The boy paid little or no attention to his trade, and at the period we write of, when he had reached his five-and-twentieth year, his business, which his mother and himself had contrived to manage between them for a long period, was sinking fast and daily, and threatened soon to immerse them from comfort into poverty. While his father was living, the youth had received a tolerable education, which was totally neglected after his death, for he betrayed not merely an aversion to books and study, but an antipathy to every occupation that would tend to increase his store of knowledge or learning. This love of idleness met with no resistance or counteraction on the part of his mother. Loving him with all an Irish mother's love-fondly, foolishly and blindly, she suffered no wish of his to remain ungratified, however extravagant;-and as he grew up, although his demands became more unreasonable and his ways more faulty, she never refused him the former, and but seldom reprehended him for the latter, and even then, less through a conviction of his error, than from a moment of pique or passion.

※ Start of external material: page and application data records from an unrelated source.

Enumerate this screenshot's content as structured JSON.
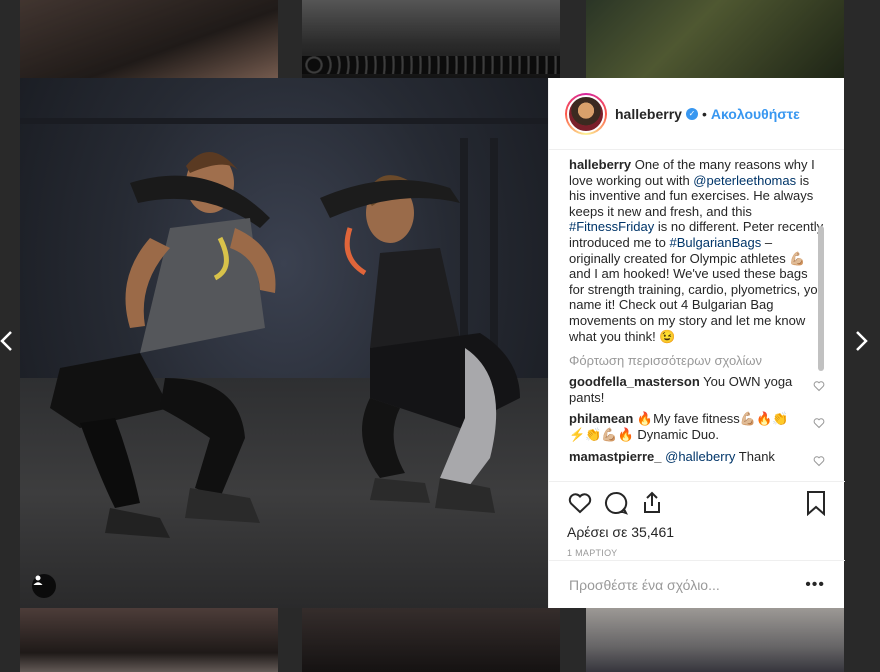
{
  "navigation": {
    "prev_icon": "chevron-left-icon",
    "next_icon": "chevron-right-icon"
  },
  "post": {
    "author": {
      "username": "halleberry",
      "verified": true,
      "separator": "•",
      "follow_label": "Ακολουθήστε"
    },
    "caption": {
      "username": "halleberry",
      "parts": {
        "p1": "One of the many reasons why I love working out with",
        "mention1": "@peterleethomas",
        "p2": "is his inventive and fun exercises. He always keeps it new and fresh, and this",
        "hashtag1": "#FitnessFriday",
        "p3": "is no different. Peter recently introduced me to",
        "hashtag2": "#BulgarianBags",
        "p4": "– originally created for Olympic athletes 💪🏼 and I am hooked! We've used these bags for strength training, cardio, plyometrics, you name it! Check out 4 Bulgarian Bag movements on my story and let me know what you think! 😉"
      }
    },
    "load_more_label": "Φόρτωση περισσότερων σχολίων",
    "comments": [
      {
        "username": "goodfella_masterson",
        "text": "You OWN yoga pants!"
      },
      {
        "username": "philamean",
        "text": "🔥My fave fitness💪🏼🔥👏⚡👏💪🏼🔥 Dynamic Duo."
      },
      {
        "username": "mamastpierre_",
        "mention": "@halleberry",
        "text": "Thank"
      }
    ],
    "likes_label": "Αρέσει σε 35,461",
    "date": "1 ΜΑΡΤΙΟΥ",
    "add_comment_placeholder": "Προσθέστε ένα σχόλιο...",
    "more_options": "•••"
  },
  "colors": {
    "accent": "#3897f0",
    "link": "#003569",
    "muted": "#999999",
    "text": "#262626"
  }
}
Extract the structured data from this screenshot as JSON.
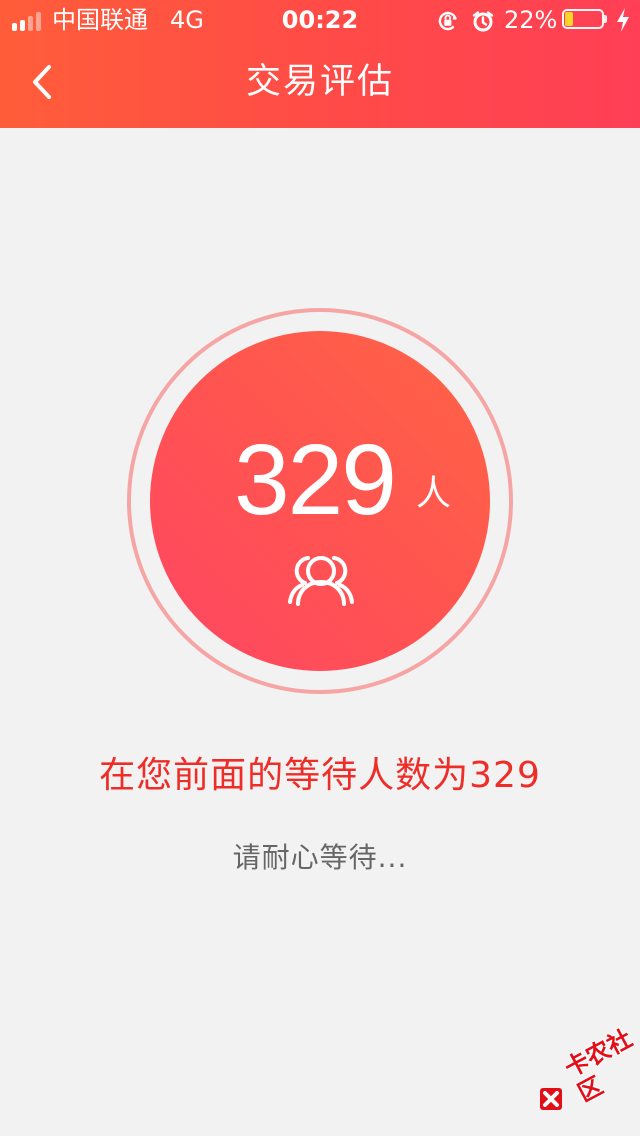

From his very infancy Mickky displayed a most generous and open nature, a heart almost noble, and a sensibility of the keenest emotions; but left thus early uncontrolled and perfect master of himself, where there was but little government, his better dispositions were subverted and his kindlier feelings deranged. Grown callous to the world's censure and indifferent to its applause, he threw off all his school-boy acquaintances, and sought for friendship in the community of ale-houses, as more congenial to his temperament. Unfortunately he was born to that station in life that required effort and perseverance to place him on a footing with the respectable, but being wanting in both, he became a prey to those beneath him, and preferred reigning 'small Triton of the minnows' to aiming at or aspiring to the holding his birth entitled him to. The great fault of his nature was a want of firmness, which laid him open to the wiles of flatterers and impostors—this made him the tool of the avaricious and the cunning—and as easily prevailed as imposed upon, he was led into scenes and acts from which his nature shrunk, but which he had neither resolution to withstand, nor strength of mind to withdraw from.
Having generally money at command, he was looked up to as chief' among the boys, who made him grand director and conductor in all their sports and mischiefs. Was there a cock fight to take place, Mickky was chosen arranger of the battle, umpire and stakeholder, of which said stakes he was sure to pay the greatest portion, if not all, himself:--was there a hurling, a football, or a hand-ball match, Magrath was always first better and supporter:-were the church windows to be broken, or the knockers wrenched from the hall doors, or sedan-chairs thrown into areas, or two cats tied to a lamp post, our wayward youth was main-spring and mover of each and all. Such doings could not always escape